This is one of the hardest Linux utilities, one of the most important, and one of the easiest to forget. With Linux it seems like even when you find a distribution you like (Debian in my case), it generally doesn’t stop a lot of people from wanting to try other distributions. And for those of us who go distro-hopping, it generally means re-flashing the same USB over and over again with different images using dd, or it means burning a lot of DVD’s. The DVD’s are actually kind of nice to have around, and I’d actually be interested in creating some cover art, and buying some disk labels to decorate my shelf with. The problem with DVD’s is generally they become obsolete pretty quickly.

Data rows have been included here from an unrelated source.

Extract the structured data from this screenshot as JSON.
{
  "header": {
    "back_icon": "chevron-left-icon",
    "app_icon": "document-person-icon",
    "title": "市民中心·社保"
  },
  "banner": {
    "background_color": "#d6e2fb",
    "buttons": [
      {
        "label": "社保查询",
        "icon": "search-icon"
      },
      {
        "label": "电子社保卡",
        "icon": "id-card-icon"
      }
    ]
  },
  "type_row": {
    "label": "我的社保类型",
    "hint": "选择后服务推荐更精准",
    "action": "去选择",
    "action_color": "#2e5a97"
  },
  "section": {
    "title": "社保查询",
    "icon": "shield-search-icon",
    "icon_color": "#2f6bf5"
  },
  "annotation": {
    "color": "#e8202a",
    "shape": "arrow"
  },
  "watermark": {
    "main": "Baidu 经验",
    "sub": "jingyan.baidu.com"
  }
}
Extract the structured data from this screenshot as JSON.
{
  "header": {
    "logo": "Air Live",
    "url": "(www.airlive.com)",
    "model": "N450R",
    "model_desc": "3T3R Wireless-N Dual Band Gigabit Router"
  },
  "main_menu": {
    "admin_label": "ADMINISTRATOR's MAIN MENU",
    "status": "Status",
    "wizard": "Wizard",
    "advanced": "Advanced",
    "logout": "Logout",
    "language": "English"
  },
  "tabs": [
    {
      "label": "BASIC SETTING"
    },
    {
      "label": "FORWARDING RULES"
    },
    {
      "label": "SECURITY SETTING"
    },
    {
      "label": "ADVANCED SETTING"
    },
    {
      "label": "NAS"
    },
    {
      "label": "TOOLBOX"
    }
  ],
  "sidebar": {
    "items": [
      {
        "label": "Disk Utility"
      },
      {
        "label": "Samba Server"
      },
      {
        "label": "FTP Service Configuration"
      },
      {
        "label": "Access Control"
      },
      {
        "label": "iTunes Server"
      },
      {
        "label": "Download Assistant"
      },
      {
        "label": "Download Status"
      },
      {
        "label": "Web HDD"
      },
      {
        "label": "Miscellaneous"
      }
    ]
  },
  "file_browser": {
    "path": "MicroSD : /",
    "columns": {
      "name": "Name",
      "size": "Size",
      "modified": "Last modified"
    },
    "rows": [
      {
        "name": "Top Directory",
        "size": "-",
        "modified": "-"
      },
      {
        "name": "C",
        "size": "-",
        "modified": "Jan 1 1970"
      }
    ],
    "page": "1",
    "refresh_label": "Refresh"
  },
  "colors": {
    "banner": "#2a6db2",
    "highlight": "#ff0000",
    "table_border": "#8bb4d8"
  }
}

But there is one magical tool that takes the trouble out of all of this. And that is Ventoy. Ventoy is a simple yet amazing tool. You write it to a USB, and then all you have to do from there is drag and drop ISO files onto the disk. When you boot from the USB, you will then be greeted with a select list of which image you want to boot to. Which means you can slap it on a 32 or 64GB USB and just having a rolling list of all of the images you want to boot to. Pretty useful. The reason I didn’t make a note of it before was because I wrote it to a USB once before thinking that was the end of my issues. Then when I installed Linux, I accidentally wrote over the Ventoy USB trying to install a separate home partition and there went all of my ISO’s.

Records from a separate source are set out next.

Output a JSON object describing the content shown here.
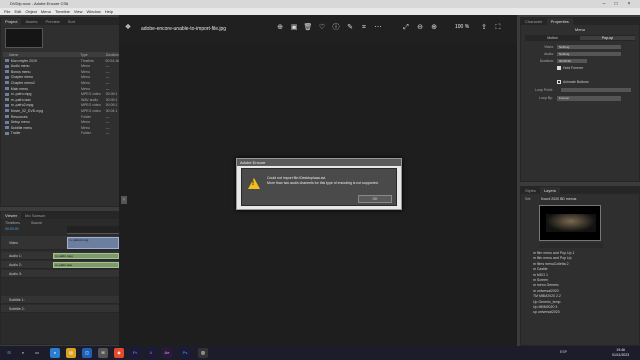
{
  "encore": {
    "title": "DVDtp.ncor - Adobe Encore CS6",
    "menus": [
      "File",
      "Edit",
      "Object",
      "Menu",
      "Timeline",
      "View",
      "Window",
      "Help"
    ],
    "workspace": "Workspace",
    "project_tabs": [
      "Project",
      "Assets",
      "Preview",
      "Sort"
    ],
    "project_columns": [
      "Name",
      "Type",
      "Duration"
    ],
    "project_items": [
      {
        "name": "Mon mtyfm 2019",
        "type": "Timeline",
        "duration": "00:04:16"
      },
      {
        "name": "Audio menu",
        "type": "Menu",
        "duration": "—"
      },
      {
        "name": "Bonus menu",
        "type": "Menu",
        "duration": "—"
      },
      {
        "name": "Chapter menu",
        "type": "Menu",
        "duration": "—"
      },
      {
        "name": "Chapter menu2",
        "type": "Menu",
        "duration": "—"
      },
      {
        "name": "Main menu",
        "type": "Menu",
        "duration": "—"
      },
      {
        "name": "m..pafro.mpg",
        "type": "MPEG video",
        "duration": "00:09:1"
      },
      {
        "name": "m..pafro.wav",
        "type": "WAV audio",
        "duration": "00:09:1"
      },
      {
        "name": "m..pafro2.mpg",
        "type": "MPEG video",
        "duration": "00:09:1"
      },
      {
        "name": "Movie_02_DVD.mpg",
        "type": "MPEG video",
        "duration": "00:04:1"
      },
      {
        "name": "Resources",
        "type": "Folder",
        "duration": "—"
      },
      {
        "name": "Setup menu",
        "type": "Menu",
        "duration": "—"
      },
      {
        "name": "Subtitle menu",
        "type": "Menu",
        "duration": "—"
      },
      {
        "name": "Trailer",
        "type": "Folder",
        "duration": "—"
      }
    ],
    "timeline_tabs": [
      "Viewer",
      "Mo Sanson"
    ],
    "timeline_header": [
      "Timelines",
      "Source"
    ],
    "timecode": "00:00:00",
    "tracks": [
      "Video",
      "Audio 1:",
      "Audio 2:",
      "Audio 3:",
      "Subtitle 1:",
      "Subtitle 2:"
    ],
    "clips": [
      "m..pafro2.mpg",
      "m..pafro.mpg",
      "m..pafro.wav"
    ],
    "properties_tabs": [
      "Character",
      "Properties"
    ],
    "properties_header": "Menu",
    "properties_subtabs": [
      "Motion",
      "Pop-up"
    ],
    "properties": [
      {
        "key": "Video:",
        "value": "Nothing"
      },
      {
        "key": "Audio:",
        "value": "Nothing"
      },
      {
        "key": "Duration:",
        "value": "00:00:30"
      }
    ],
    "hold_forever": "Hold Forever",
    "animate_buttons": "Animate Buttons",
    "loop_point": "Loop Point:",
    "loop_by": "Loop By:",
    "loop_by_value": "Forever",
    "library_tabs": [
      "Styles",
      "Layers"
    ],
    "library_set": "Kourd 2020 BD menus",
    "library_set_label": "Set:",
    "library_items": [
      "m film menu and Pop Up 1",
      "m film menu and Pop Up",
      "m films menuColletta 2",
      "m Castile",
      "m MDO 1",
      "m Screen",
      "m menu Generic",
      "m universal2020",
      "TM MBM2020 2.2",
      "Up Generic_temp",
      "Up MBM2020 3",
      "up universal2020"
    ]
  },
  "viewer": {
    "file_title": "adobe-encore-unable-to-import-file.jpg",
    "zoom": "100 %",
    "icons": [
      "zoom-icon",
      "image-icon",
      "delete-icon",
      "heart-icon",
      "info-icon",
      "edit-icon",
      "crop-icon",
      "more-icon",
      "share-icon",
      "expand-icon",
      "fullscreen-icon"
    ]
  },
  "dialog": {
    "title": "Adobe Encore",
    "message_line1": "Could not import file:\\Desktop\\aaa.avi.",
    "message_line2": "More than two audio channels for this type of encoding is not supported.",
    "ok_label": "OK"
  },
  "taskbar": {
    "time": "19:46",
    "date": "01/11/2023",
    "lang": "ESP"
  }
}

It’s a useful tool, and I keep forgetting the name. So here it is in blog-form so I can find locate and install the utility again. Next time I use it, I’ll try not to do anything stupid.